JS: Do you have a favorite among Ruskin’s books?

VAB: Modern Painters I.

JS: Among so many great works of genius, why that one?

VAB: It’s the Ruskin-Turner connection. It’s where I began!

JS: What still perplexes you about Ruskin’s life? You’ve been researching it for decades now. Is there anything about him that you’d like to know which you don’t yet know?

VAB: I’d like to understand the mystery of his sex life—or, rather, the lack of it. It’s a puzzle still despite the attempts of many to figure it out. Let me give you an example. I’m working on a small article now, explaining how a virtually unknown small book of Viljoen’s, The Ruskin-Froude Correspondence, came to be. She had inherited the letters from that obscure collector of Ruskiniana, F. J. Sharp, of Barrow-in-Furness, in England. Not long before she died, she published this correspondence with a “vanity press,” which, despite promises to the contrary, did nothing to promote it. To save space for other inventory items, the press destroyed all unsold copies of her book! As a result, only a few exist. (I plan to call this article, “The Book that Almost Disappeared.”) But now to the intriguing issue: after Thomas Carlyle’s death, the historian and biographer, J. A. Froude, published the letters of Carlyle’s wife, Jane Welsh Carlyle. The letters made it clear that Carlyle was impotent. There was a huge controversy about it at the time, about whether Froude had overstepped the bounds of scholarly decorum by making such a personal detail public. But the interesting thing is that, from the letters contained in Viljoen’s volume, we learn that Ruskin, whose marriage to Effie Gray was annulled on the grounds of non-consummation—a fact which, given that the judgment had been much discussed in public, caused Ruskin considerable embarrassment—supported Froude’s right to make the exposé. You might think he’d have taken the other side, since such information about Carlyle, with whom Ruskin had been close friends for decades, might have brought his own sexual problems into public view again. It’s a tribute to Ruskin’s life-long dedication to truth-telling. It’s fascinating to think it all through.
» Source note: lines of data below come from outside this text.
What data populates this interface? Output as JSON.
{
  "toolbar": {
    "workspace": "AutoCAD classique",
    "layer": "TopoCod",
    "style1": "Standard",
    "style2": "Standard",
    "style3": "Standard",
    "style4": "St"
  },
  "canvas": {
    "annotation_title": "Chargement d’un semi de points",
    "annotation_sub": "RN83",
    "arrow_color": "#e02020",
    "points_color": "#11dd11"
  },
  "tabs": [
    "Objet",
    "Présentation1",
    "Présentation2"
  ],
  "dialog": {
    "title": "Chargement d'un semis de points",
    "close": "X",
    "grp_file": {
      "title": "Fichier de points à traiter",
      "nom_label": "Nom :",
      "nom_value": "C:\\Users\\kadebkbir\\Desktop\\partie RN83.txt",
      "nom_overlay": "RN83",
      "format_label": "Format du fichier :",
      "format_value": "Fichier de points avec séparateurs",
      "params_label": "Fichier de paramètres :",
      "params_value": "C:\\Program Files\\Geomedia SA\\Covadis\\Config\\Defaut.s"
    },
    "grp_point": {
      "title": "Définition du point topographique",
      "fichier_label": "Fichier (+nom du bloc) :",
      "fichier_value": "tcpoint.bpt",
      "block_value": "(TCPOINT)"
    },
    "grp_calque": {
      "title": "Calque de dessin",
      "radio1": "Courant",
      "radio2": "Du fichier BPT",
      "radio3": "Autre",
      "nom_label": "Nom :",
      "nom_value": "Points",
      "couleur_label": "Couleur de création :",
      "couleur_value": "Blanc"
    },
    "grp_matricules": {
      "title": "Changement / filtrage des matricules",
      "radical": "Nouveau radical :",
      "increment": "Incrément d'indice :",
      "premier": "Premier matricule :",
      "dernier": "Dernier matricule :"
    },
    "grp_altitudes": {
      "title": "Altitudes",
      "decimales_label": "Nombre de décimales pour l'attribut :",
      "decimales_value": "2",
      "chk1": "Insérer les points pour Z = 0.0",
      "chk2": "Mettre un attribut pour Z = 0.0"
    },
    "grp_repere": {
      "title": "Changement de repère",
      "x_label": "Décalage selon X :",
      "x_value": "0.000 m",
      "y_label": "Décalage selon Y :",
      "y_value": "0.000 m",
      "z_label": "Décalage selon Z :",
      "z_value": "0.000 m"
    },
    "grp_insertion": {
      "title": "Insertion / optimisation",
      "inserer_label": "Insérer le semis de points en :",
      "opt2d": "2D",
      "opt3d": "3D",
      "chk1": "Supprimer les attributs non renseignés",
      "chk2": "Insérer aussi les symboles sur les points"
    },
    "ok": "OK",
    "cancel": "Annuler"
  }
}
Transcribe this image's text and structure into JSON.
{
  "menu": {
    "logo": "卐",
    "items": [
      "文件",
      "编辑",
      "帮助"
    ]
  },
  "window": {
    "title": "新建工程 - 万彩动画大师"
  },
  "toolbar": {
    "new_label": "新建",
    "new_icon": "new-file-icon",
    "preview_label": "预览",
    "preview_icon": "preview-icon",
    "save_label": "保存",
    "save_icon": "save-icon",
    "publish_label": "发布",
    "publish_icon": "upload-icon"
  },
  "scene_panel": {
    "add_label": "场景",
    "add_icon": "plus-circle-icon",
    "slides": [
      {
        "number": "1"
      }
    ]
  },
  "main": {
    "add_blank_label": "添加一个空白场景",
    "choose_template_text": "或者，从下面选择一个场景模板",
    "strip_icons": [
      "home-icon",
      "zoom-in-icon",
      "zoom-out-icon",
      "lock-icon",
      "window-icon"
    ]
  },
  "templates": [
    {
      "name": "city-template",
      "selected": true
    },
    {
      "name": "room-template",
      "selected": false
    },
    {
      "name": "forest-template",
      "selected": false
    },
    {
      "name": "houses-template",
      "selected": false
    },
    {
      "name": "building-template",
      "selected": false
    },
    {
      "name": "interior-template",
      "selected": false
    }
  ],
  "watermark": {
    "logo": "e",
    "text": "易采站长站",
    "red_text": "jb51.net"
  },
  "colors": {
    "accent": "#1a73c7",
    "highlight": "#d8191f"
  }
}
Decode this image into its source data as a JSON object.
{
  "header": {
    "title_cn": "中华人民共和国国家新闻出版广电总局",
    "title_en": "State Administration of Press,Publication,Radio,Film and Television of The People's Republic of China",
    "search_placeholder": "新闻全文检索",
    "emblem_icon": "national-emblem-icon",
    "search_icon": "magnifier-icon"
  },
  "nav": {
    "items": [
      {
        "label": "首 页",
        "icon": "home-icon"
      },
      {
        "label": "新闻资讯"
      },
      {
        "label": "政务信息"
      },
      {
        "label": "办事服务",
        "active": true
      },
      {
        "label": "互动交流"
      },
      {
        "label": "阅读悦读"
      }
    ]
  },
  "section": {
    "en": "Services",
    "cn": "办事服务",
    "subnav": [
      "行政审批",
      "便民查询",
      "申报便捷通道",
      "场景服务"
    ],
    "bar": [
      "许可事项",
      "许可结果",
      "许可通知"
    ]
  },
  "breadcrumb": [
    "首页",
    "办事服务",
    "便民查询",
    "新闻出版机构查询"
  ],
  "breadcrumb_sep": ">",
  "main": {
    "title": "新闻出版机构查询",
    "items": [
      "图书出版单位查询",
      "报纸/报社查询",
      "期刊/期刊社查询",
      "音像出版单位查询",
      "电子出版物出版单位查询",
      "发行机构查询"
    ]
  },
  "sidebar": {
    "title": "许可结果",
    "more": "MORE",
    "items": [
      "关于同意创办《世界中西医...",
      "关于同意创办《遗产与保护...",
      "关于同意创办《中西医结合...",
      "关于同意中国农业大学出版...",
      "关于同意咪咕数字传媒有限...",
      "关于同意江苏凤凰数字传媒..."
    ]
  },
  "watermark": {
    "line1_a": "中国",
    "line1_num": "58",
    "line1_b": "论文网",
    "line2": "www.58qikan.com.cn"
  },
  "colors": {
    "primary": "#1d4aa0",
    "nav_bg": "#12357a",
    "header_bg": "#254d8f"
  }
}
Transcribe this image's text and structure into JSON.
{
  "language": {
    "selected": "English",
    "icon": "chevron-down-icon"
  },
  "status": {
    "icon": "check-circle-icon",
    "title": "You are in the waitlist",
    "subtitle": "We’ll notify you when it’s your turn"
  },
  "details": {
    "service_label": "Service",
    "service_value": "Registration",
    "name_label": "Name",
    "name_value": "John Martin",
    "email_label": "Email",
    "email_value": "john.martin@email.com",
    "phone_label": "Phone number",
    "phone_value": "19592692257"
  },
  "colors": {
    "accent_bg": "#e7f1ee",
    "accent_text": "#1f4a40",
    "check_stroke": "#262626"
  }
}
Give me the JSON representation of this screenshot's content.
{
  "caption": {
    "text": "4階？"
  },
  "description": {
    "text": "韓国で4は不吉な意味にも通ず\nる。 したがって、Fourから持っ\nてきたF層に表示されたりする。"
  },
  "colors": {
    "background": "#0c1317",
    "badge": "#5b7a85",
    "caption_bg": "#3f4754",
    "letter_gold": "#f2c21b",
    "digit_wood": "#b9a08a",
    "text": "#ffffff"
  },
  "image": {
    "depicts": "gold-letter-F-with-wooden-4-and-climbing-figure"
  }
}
JS: Van, you’ve been working on Ruskin now for seventy years! Do you have any regrets?

VAB: Well, there are things I’d like to have done and there are things I’d still like to do, but, to tell the truth, I’ve no regrets. I’ve lived a magic life.

Last modified 1 September 2020